Extracted entries:
________________________

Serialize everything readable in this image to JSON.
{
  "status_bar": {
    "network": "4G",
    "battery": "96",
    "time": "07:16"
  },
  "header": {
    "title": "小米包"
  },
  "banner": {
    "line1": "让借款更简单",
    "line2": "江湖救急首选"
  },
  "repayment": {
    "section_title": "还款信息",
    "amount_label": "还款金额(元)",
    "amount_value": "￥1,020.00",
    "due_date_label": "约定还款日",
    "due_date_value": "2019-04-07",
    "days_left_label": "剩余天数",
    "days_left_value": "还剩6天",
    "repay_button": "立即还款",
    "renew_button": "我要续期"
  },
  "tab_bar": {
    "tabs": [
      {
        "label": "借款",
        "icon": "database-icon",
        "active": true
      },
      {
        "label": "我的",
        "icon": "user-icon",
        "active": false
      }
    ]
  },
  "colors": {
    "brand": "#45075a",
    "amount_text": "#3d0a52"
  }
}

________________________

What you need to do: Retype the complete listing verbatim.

Exercise response:
Serialize everything readable in this image to JSON.
{
  "status_bar": {
    "network": "4G",
    "battery": "96",
    "time": "07:16"
  },
  "header": {
    "title": "小米包"
  },
  "banner": {
    "line1": "让借款更简单",
    "line2": "江湖救急首选"
  },
  "repayment": {
    "section_title": "还款信息",
    "amount_label": "还款金额(元)",
    "amount_value": "￥1,020.00",
    "due_date_label": "约定还款日",
    "due_date_value": "2019-04-07",
    "days_left_label": "剩余天数",
    "days_left_value": "还剩6天",
    "repay_button": "立即还款",
    "renew_button": "我要续期"
  },
  "tab_bar": {
    "tabs": [
      {
        "label": "借款",
        "icon": "database-icon",
        "active": true
      },
      {
        "label": "我的",
        "icon": "user-icon",
        "active": false
      }
    ]
  },
  "colors": {
    "brand": "#45075a",
    "amount_text": "#3d0a52"
  }
}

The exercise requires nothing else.